The training materials in French, consisting of a participant's manual, a trainer's manual, Power Point® slides, a training evaluation questionnaire and the revised treatment card can be obtained from the corresponding author.
Experience with continuing education and participatory problem solving
Continuing education, motivation and problem solving occurred during on-site supervisory visits and monthly meetings with HCWs actively involved in implementing HIV activities for patients with TB. Project staff noticed that, even though the training included role playing to familiarize HCWs with pre- and post test HIV counseling, several HCWs felt uncertain about their skills. This problem was resolved by the presence of trainers on-site during the first "real life" HIV counseling session. HCWs also struggled with the reorganization of their daily work schedule, a necessary step for efficient integration of HIV counseling and testing into routine patient care. This was resolved through on-site discussions with the HCW, and re-evaluated on the next supervisory visit.
Monthly meetings were an opportunity for continuing education, peer discussion and problem solving. Training modules for these meetings focused on specific issues such as family counseling, approach to counseling of minors, causes and effects of stigmatization, role of support groups for HIV co-infected patients, community participation in HIV and TB prevention and palliative care. Discussions among HCWs at the meetings mostly concerned approaches to patients who refuse HIV testing at TB diagnosis, counseling strategies for patients who refuse to accept their HIV status, management of patients who default CPT and strategies to help patients disclose their HIV status to family members.
Evaluation of the training and revision of the training manual
High training participation rates were achieved (91% to 100%) at all four consecutive Saturday training sessions and the training received positive feedback from participants. Sixty-five (97%) participants completed the post-training assessment, including 38 nurses, 16 laboratory technicians, 7 physicians and 4 district supervisors. The mean test score increased from 72% pre-training to 87% post-training (p < 0.001). There was no statistically significant difference in post-training score by type of HCW (p = 0.19), with a mean post-training score of 87% for nurses, 86% for laboratory technicians, 89% for physicians and 92% for district supervisors.

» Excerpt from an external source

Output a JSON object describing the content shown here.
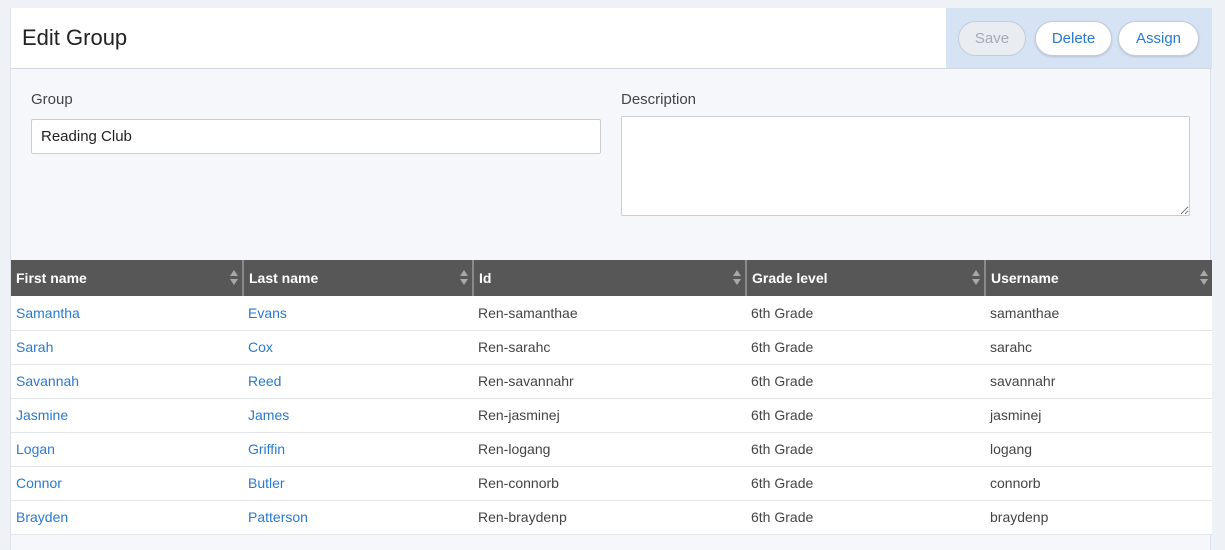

The mean post-training scores of clinic's HCWs were significantly correlated with the clinic's HIV testing acceptance rate (Fig. ).

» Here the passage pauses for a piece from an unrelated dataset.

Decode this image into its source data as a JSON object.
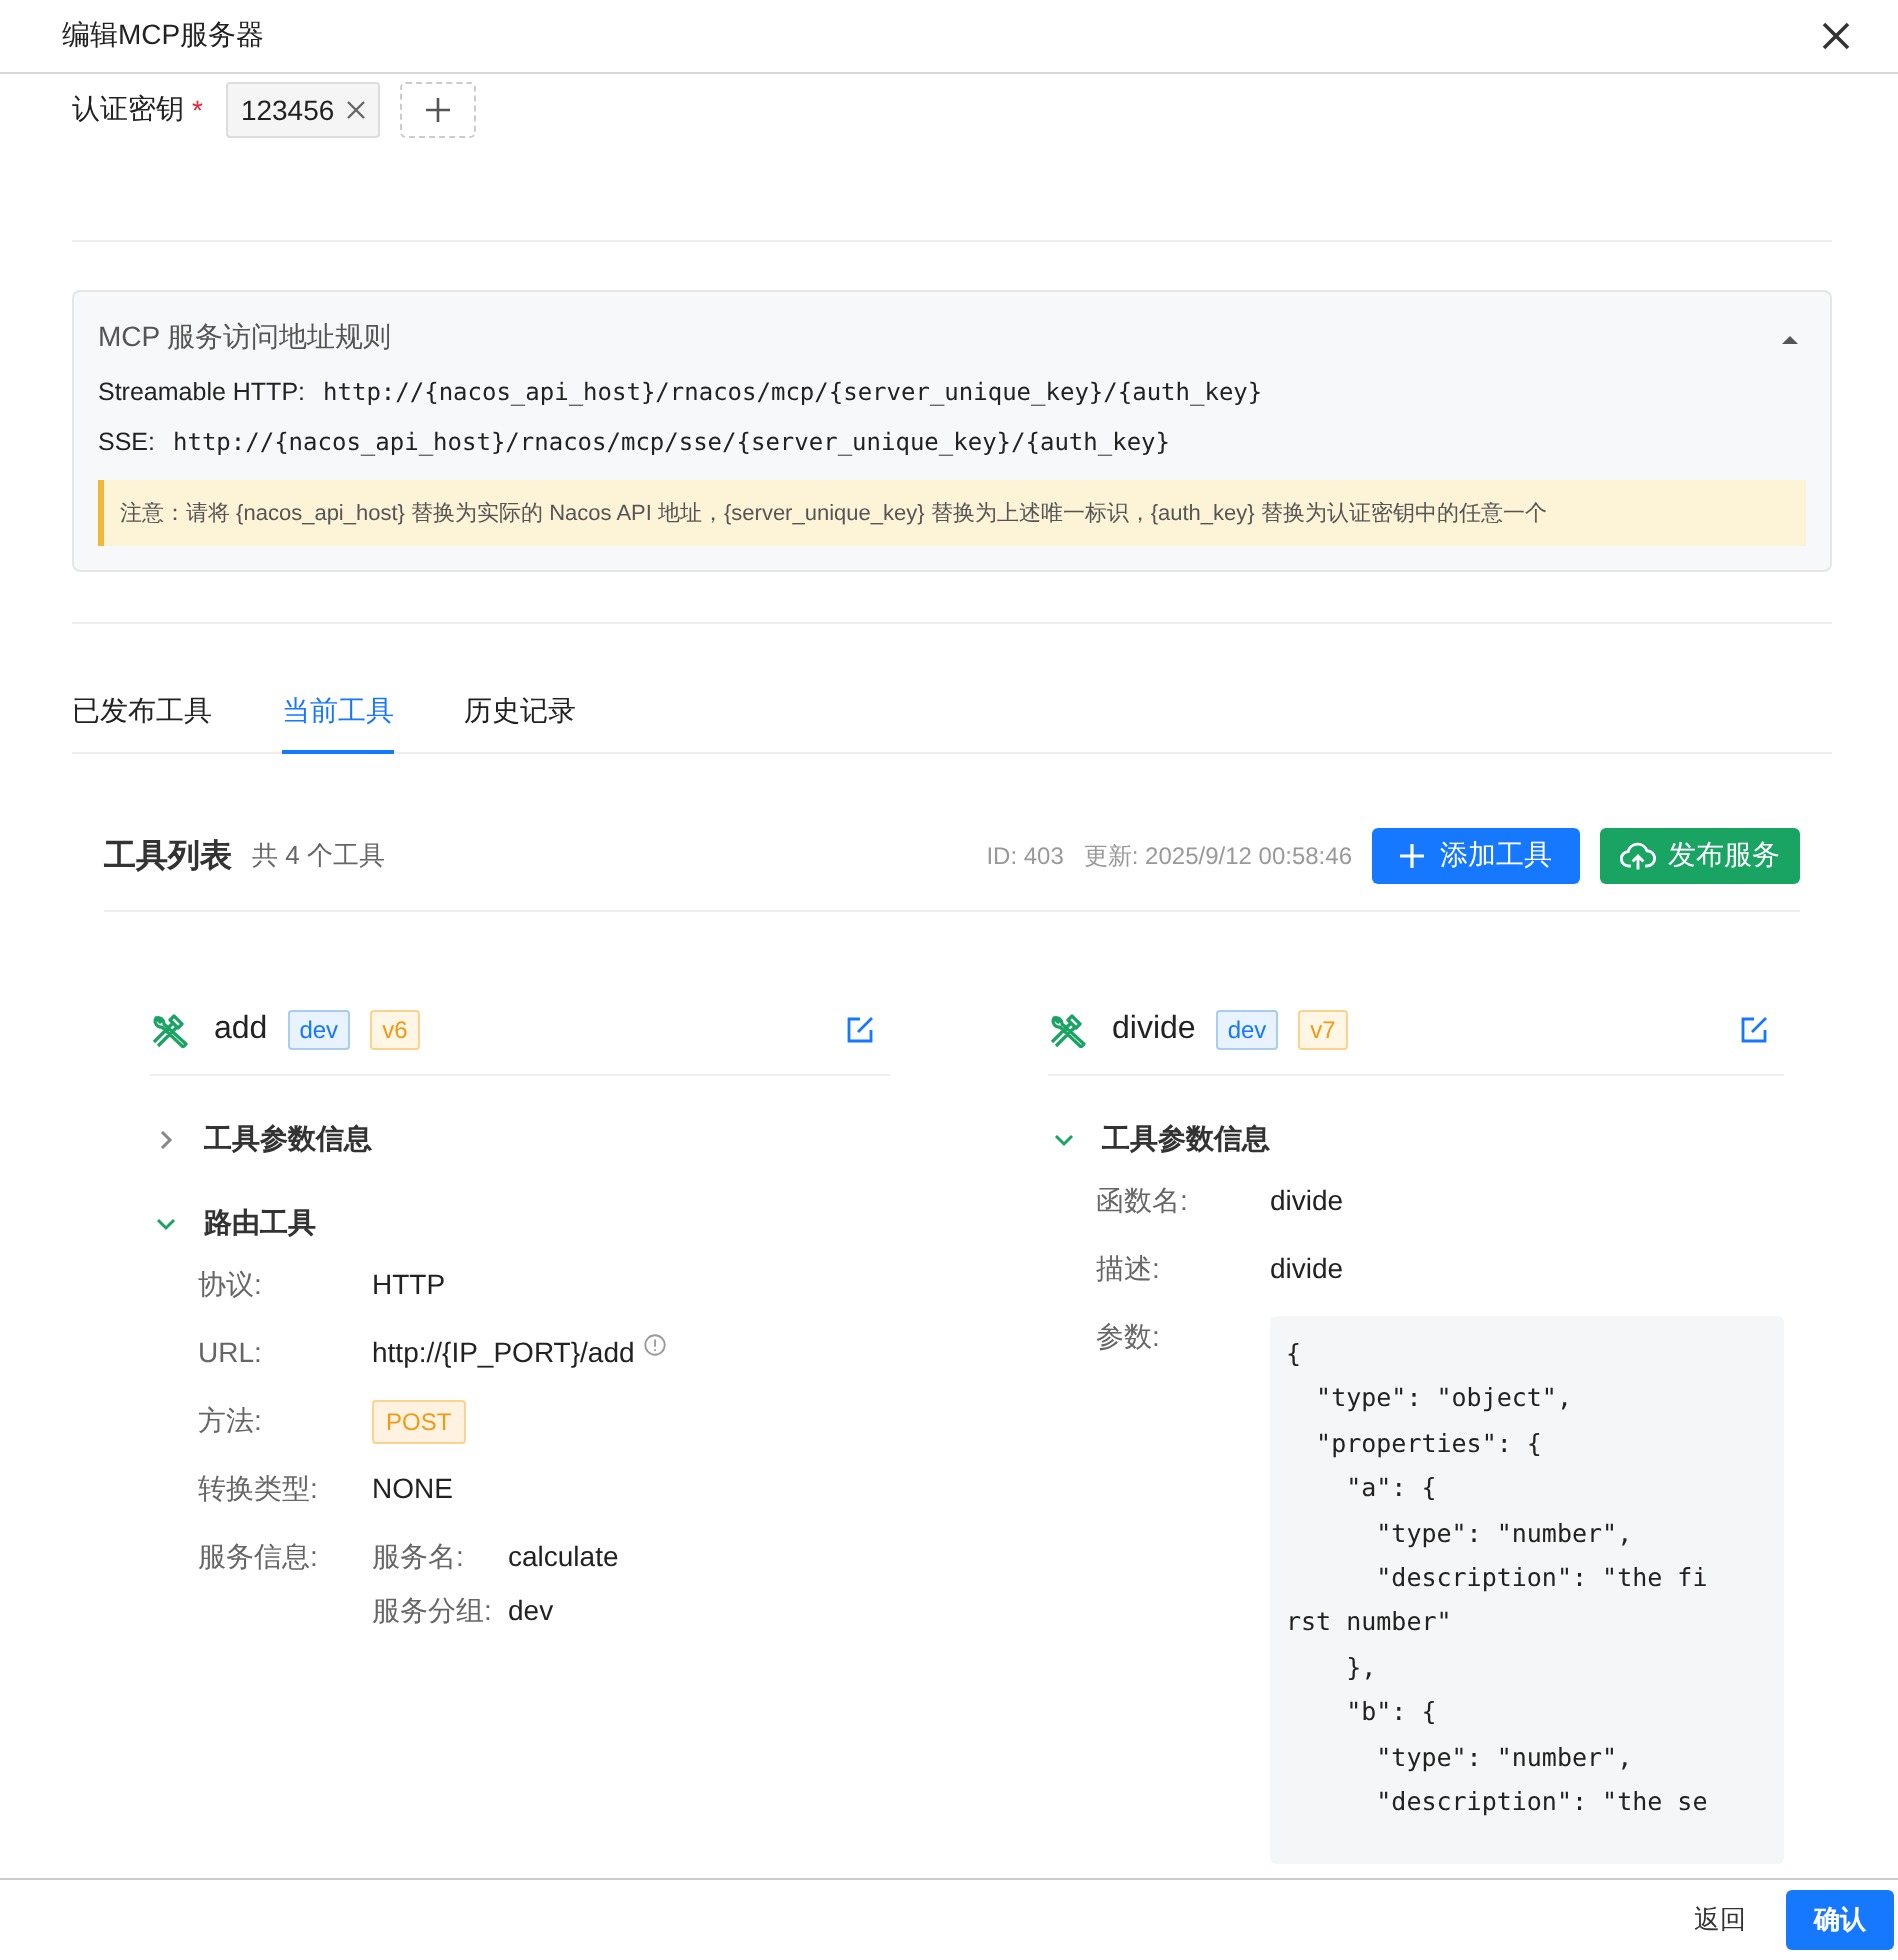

Correlation between mean post-training scores and HIV testing acceptance rate (first 3 months of implementation of HIV activities for TB patients) at 14 primary health care clinics in Kinshasa, DRC.
Post-training, HCWs demonstrated significantly increased and adequate knowledge of HIV transmission routes, HIV counseling and testing principles, natural history of HIV, link between TB and HIV, meaning of CD4 counts, CPT and management of OIs, patients' rights and the importance of confidentiality (Fig ). The only topics for which the proportion of correct answers remained below 80% were related to HIV epidemiology and PEP. One third of participants continued to have difficulties in estimating the burden of HIV and TB/HIV co-infection in the DRC and sub-Saharan Africa. Only 43 (66%) participants answered the PEP questions correctly.
Results of pre- and post-training assessments and observations made during the training guided the revision of the initial training manual. Topics that raised confusion or remained insufficiently understood were revised and more time was allocated to these topics in the revised modules. The revised modules were approved by the DRC National TB Program and used in roll-out of provider initiated HIV counseling and testing for TB patients in the DRC.